      Delete
    2. Anonymous2:39 PM

      i'm at this very dilemma too. i actually just stopped trying to interact with the outside world. it became too confusing for them and hurtful to me. but it's lonely like this - you can't win.

      Delete
  4. Anonymous2:26 PM

    Wow. i just wrote something exactly like this - i can send it to you via FB. it's excruciating line to walk and so very lonely (between being seen and hiding it). Susan

    ReplyDelete
  5. Anonymous4:56 AM

    I have been struggling with mcs for the past 8 years. Recently I was in hospital without having a choice about. It worried me to begin with, but I was so crook I didn't argue my case. In the enshewing weeks I have found that I am desensitizing....it is quite amazing. I am subjected daily to chemicals, cleaners and the ever present hand saintizers. I find it just astinishing and gor once in a very long time am feeling very close to what might be to the rest of the world, normal....
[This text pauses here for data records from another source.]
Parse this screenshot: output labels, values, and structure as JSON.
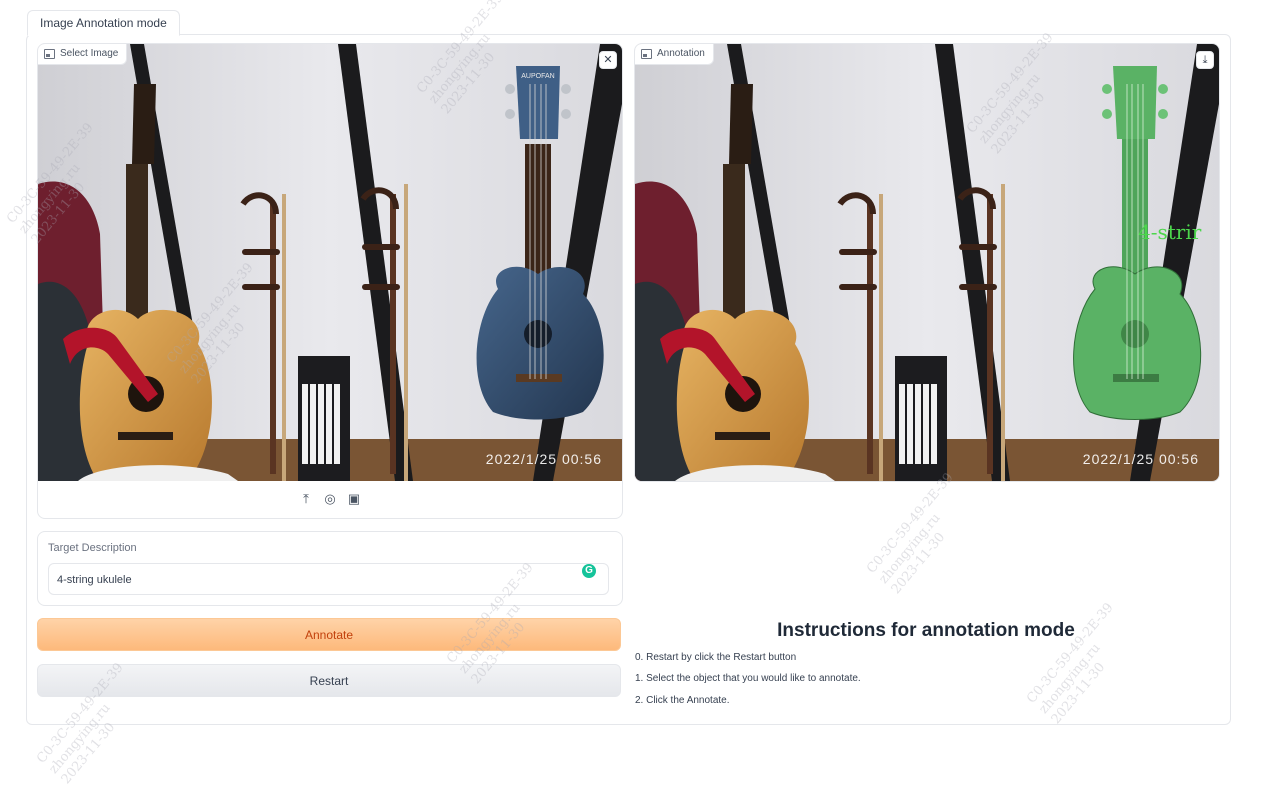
{
  "tab": {
    "label": "Image Annotation mode"
  },
  "input_panel": {
    "label": "Select Image",
    "close_icon": "close-icon",
    "timestamp": "2022/1/25 00:56",
    "headstock_text": "AUPOFAN",
    "toolbar_icons": [
      "upload-icon",
      "webcam-icon",
      "clipboard-icon"
    ]
  },
  "output_panel": {
    "label": "Annotation",
    "download_icon": "download-icon",
    "timestamp": "2022/1/25 00:56",
    "annotation_text": "4-strir",
    "mask_color": "#5ab265"
  },
  "target": {
    "label": "Target Description",
    "value": "4-string ukulele"
  },
  "buttons": {
    "annotate": "Annotate",
    "restart": "Restart"
  },
  "instructions": {
    "title": "Instructions for annotation mode",
    "items": [
      "0. Restart by click the Restart button",
      "1. Select the object that you would like to annotate.",
      "2. Click the Annotate."
    ]
  },
  "watermark": {
    "line1": "C0-3C-59-49-2E-39",
    "line2": "zhongying.ru",
    "line3": "2023-11-30"
  },
  "colors": {
    "accent": "#fdb97b",
    "accent_text": "#c2410c",
    "border": "#e5e7eb"
  }
}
    ReplyDelete
  6. One of the best things I learned to do after being diagnosed with fibromyalgia is to create an effective support system. I told my family members and close friends a quick summary of what's going on and what can happen during flares, etc. So far, it's been a great system! I had one of my friends read more about it and taught me some holistic methods of relief. That was the greatest feeling!!

    Thanks for sharing your story! I found your post at #SmallVictoriesSundayLinkup !

    ReplyDelete
    Replies
    1. That's great that you've gotten such great support from the people close to you! I have some wonderfully supportive friends but some of my family just don't get it.

      Thanks for stopping by and taking the time to comment.

      Delete
    2. Anonymous3:21 PM

      ditto ditto ditto, i have my cousin who laughed off my diagnosis and won't even talk to me, and called me a 'weak person' - my only hopes for her are that one day she will have the same thing and have to deal with it (half cocked smile)

      Delete
  7. Beautifully written!!! I couldn't have said it any better! Thank you!

    ReplyDelete
  8. Anonymous3:19 PM

    I echo Diane, (is that all i can write?? lol) Seriously well put and described. A writer I am not I guess. I'm so angry and frustrated lately because of being mis-understood. I need to stop trying to be understood and just keep my boundaries in tact so I can focus on my needs to get through each day.

    ReplyDelete
  9. Robin D.2:23 PM

    I just found your blog and love it - I too have CFS (diagnosed 1-/2 yrs ago) and my own immediate family (grown son and daughter) will go months without even asking how I am doing. It is either that the forget I am sick or are afraid if they bring up the subject when I am doing fairly well, that will remind me to be sick again LOL, OR they don't really deep down believe ANYTHING is wrong and that I am a hypochondriac. It is frustrating - if either of them were diagnosed with an illness, boy I would be all over the internet getting as much info as I could to understand everything I could about their illness and I doubt either of them have ever even googled CFS....maybe they don't want me to be sick so they act as though I am not??? Hurtful/frustrating

    ReplyDelete
    Replies
    1. Hi, Robin -

      Glad you found my blog - thanks for taking the time to leave a comment. Sorry to hear your family is less than supportive. My immediate family is great - my two sons both had ME/CFS, too (one still does; the other recovered), so they understand it first-hand. But my extended family just doesn't feel comfortable dealing with chronic illness so most of the time, they just pretend everything is OK - I've had to come to terms with that and realize it's not me, it's them. After 13 years, I don;t think they're going to change!

      Welcome to the blog!

      Sue

      Delete